Sunday, January 4, 2015

Some Tips For The North Korean Defector

By Chris Rossini

Mashable reports:
A South Korean activist said Wednesday that he will launch balloons carrying DVDs of Sony's The Interview toward North Korea to try to break down what he considers a personality cult built around dictator Kim Jong-un. [...]

"North Korea's absolute leadership will crumble if the idolization of leader Kim breaks down," Park said by telephone.
Ok...While it's not easy to fault someone who has defected from a prison camp, and who wants to change things for the better, I do want to point out some strategic errors here.

First, it's never the person (i.e., the tyrant, the dictator, the President, etc.) Rather it's the ideas and beliefs that are held by the victims. In this case, the main issue is not Kim Jong-un. He's just the flavor of the day. After him, there's surely a long and endless line of tyrants that would fill his void.

If the dominant idea held by the North Korean people is that they must be ruled, yearn to be ruled, and despise any other alternative, then the crumbling of Kim Jong-un idolization will mean nothing. They'll just idolize someone else.

People in the United States suffer from a similar dilemma. Americans are ruled by rotating tyrants. The idea was accepted that if the tyrants serve a term of 4-8 years, that this is somehow superior to it just being one person. Every new American tyrant is idolized at first, with tears and incense, while the tyrant whose term is coming to an end is cursed as a bum. Americans are like a dog that returns to his own vomit.

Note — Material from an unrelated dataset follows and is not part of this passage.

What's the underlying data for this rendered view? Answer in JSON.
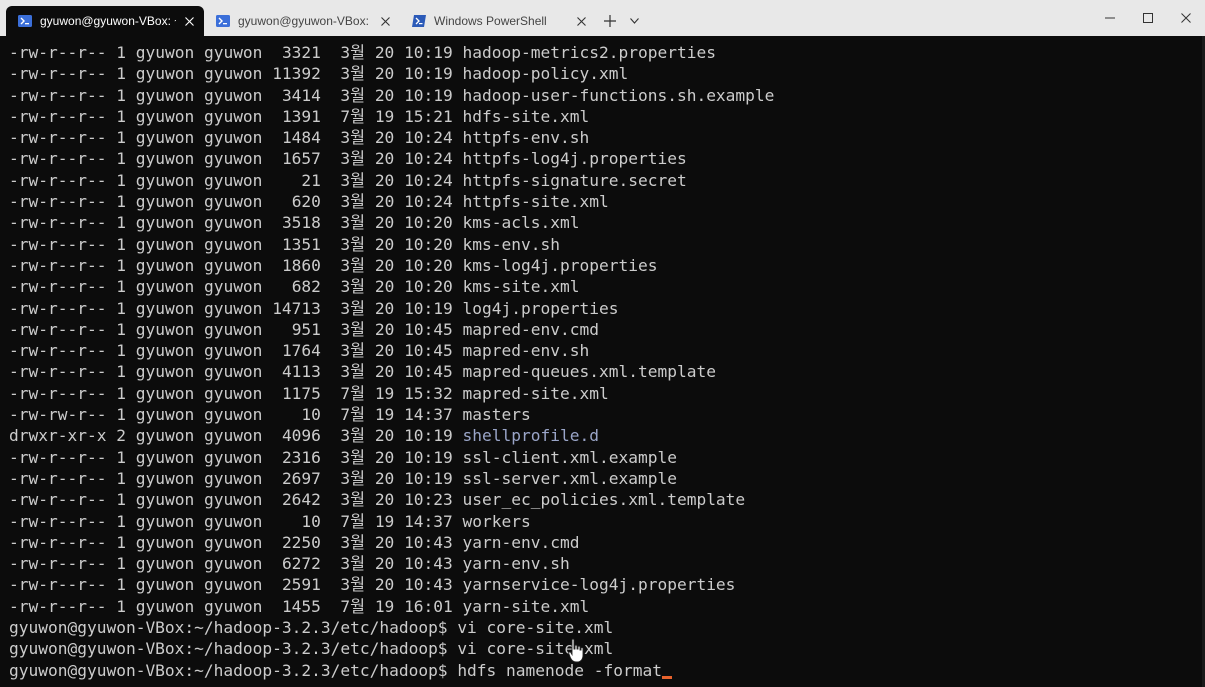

Once again, the key is the ideas, not the people who rotate in and out to fleece the public. If the North Korean defector wanted to really change his former country, he wouldn't be balloon dropping a Seth Rogen movie, but copies of For a New Liberty! While he's at it, he should balloon drop copies over the United States as well! Liberty is on a respirator here, and the rotating tyrants are tripping over themselves to pull the plug.

What if North Koreans (and Americans) no longer believed that they should have a boot over their throats? What if they believed that no man may use aggressive force against anyone else? That no man could kill with immunity. That no man could steal with immunity.

Now you're talking about positive change, without a cult of personality, and without idolization. There's a reason why Ron Paul would say over and over that it's not about him. People are quick to look for a new idol. But he stressed that he's just one of many messengers of an idea. The idea of Liberty. No leaders to bow to, to obey, or to idolize.

As tempting as it is to hate and focus on the tyrant of the day, they're not where the focus should reside. The focus should be on the dominant ideas that are held by the victimized masses.

Chris Rossini is author of Set Money Free: What Every American Needs To Know About The Federal Reserve. Follow @chrisrossini on Twitter.


  1. When was For A New Liberty translated into Korean? :-)

  2. CR - couldn't agree more with you regarding the appropriate target. But if you think the "victimized masses" will change their minds and embrace liberty after exposure to liberty promoting books like For A New Liberty (one of my personal favorites), then I have a bridge in Brooklyn I'd be glad to sell to you.

    1. It's not for the masses: it's for the Remnant. Same as anywhere.

  3. A DVD is no good without a DVD player and electricity. North Korea seems to lack both.